Harlem is in the grip of a crime wave, with councilwoman-turnged-gangster Mariah Stokes Dillard orchestrating things from behind the scenes. The police can't touch her and all Luke Cage can do is put out fires and try to fight crime on his own (whilst dealing with his own social media fame). Events take a turn for the worse when a Jamaican criminal named "Bushmaster" arrives, hellbent on vengeance against the Stokes family.
The first season of Luke Cage may rank as the weakest of the Marvel/Netflix collaborations so far (despite strong competition from the first season of Iron Fist): an excellent first half, with a strong villain (Mahershala Ali's Cottonmouth) giving way to an absolutely awful second half with a weak antagonist (Erik LaRay Harvey channelling William Shatner levels of ham in his one-note performance as Diamondback), with maybe seven or eight episodes' worth of plot stretched over thirteen hours.
Season 2 of Luke Cage, annoyingly, manages to take these problems and magnify them.
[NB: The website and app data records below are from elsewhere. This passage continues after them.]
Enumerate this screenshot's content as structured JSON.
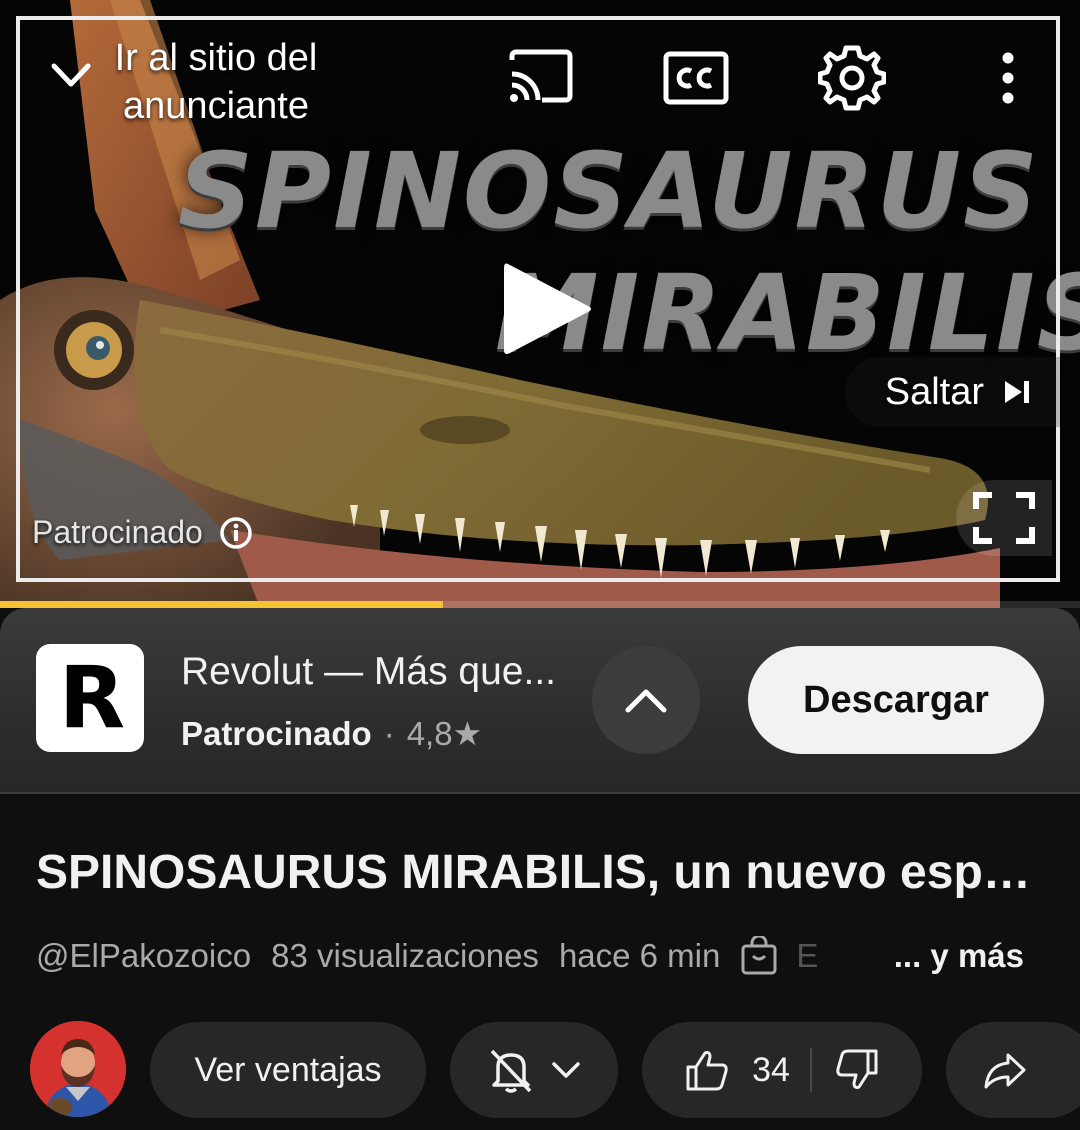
{
  "player": {
    "advertiser_link": "Ir al sitio del anunciante",
    "title_art_line1": "SPINOSAURUS",
    "title_art_line2": "MIRABILIS",
    "skip_label": "Saltar",
    "sponsored_label": "Patrocinado",
    "ad_progress": 0.41,
    "progress_color": "#f5c332",
    "icons": [
      "chevron-down-icon",
      "cast-icon",
      "captions-icon",
      "settings-gear-icon",
      "more-vert-icon",
      "play-icon",
      "skip-next-icon",
      "info-icon",
      "fullscreen-icon"
    ]
  },
  "ad": {
    "logo_letter": "R",
    "title": "Revolut — Más que...",
    "sponsored": "Patrocinado",
    "separator": "·",
    "rating": "4,8",
    "star": "★",
    "download_label": "Descargar"
  },
  "video": {
    "title": "SPINOSAURUS MIRABILIS, un nuevo espécimen",
    "channel": "@ElPakozoico",
    "views": "83 visualizaciones",
    "time": "hace 6 min",
    "faded_text": "E",
    "more": "... y más"
  },
  "actions": {
    "join_label": "Ver ventajas",
    "like_count": "34"
  },
  "colors": {
    "background": "#0f0f0f",
    "pill": "#272727",
    "secondary_text": "#aaaaaa",
    "avatar_bg": "#d5312e"
  }
}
The season is far from a complete write-off, with the actors all being great and some of the storylines and character arcs having promise, but none of it cohering very well. The villain problem is at least alleviated, with the always-splendid Alfre Woodard stepping up as Mariah and Mustafa Shakir (The Night of, The Deuce) giving a charismatic performance as the ridiculously-named Bushmaster. The show also adds some good new acting talent in the form of Reg E. Cathey (The Wire) as Luke's father. Sadly, Cathey passed away shortly after filming of the season was completed.
But the negatives are huge. This time around there are maybe four episodes' worth of plot stretched across thirteen hours. Not just entire episodes, but entire blocks of episodes simply exist to spin their wheels and take neither the plot nor the characters anywhere. It doesn't help that the writers seem to not be on the same page as one another: in early episodes Luke apparently has an anger problem, but this immediately vanishes and is never mentioned again. In another episode recurring secondary villain Shades (Theo Rossi) appears to have genuine remorse (to the point of crying about them) for the deaths of innocent civilians he's caused, and in the next is gloating maniacally about them. Claire Temple (Rosario Dawson) is just dropped from the season when the writers run out of things for her to do. The first episode has a great joke about villains always trying to shoot Luke when they know he can't be hurt, which is undercut by the same thing happening again and again throughout the season. There's also a team-up with Danny Rand/Iron Fist (Finn Jones) which is surprisingly great, but then Rand just disappears from the story with no explanation.
There's a lot of frustration here, mainly because the actors are great when they're given good material to work with, but all too often they're left going round in circles and talking about things we already know about ad infinitum. As a 4-6 episode mini-series, the second season of Luke Cage (**) could have been excellent. As a 13-hour season, it's an all-too-often soulless grind, with bright moments separated by hours of tedium. Easily the weakest season of the Marvel/Netflix collaborations to date. The season is available now on Netflix.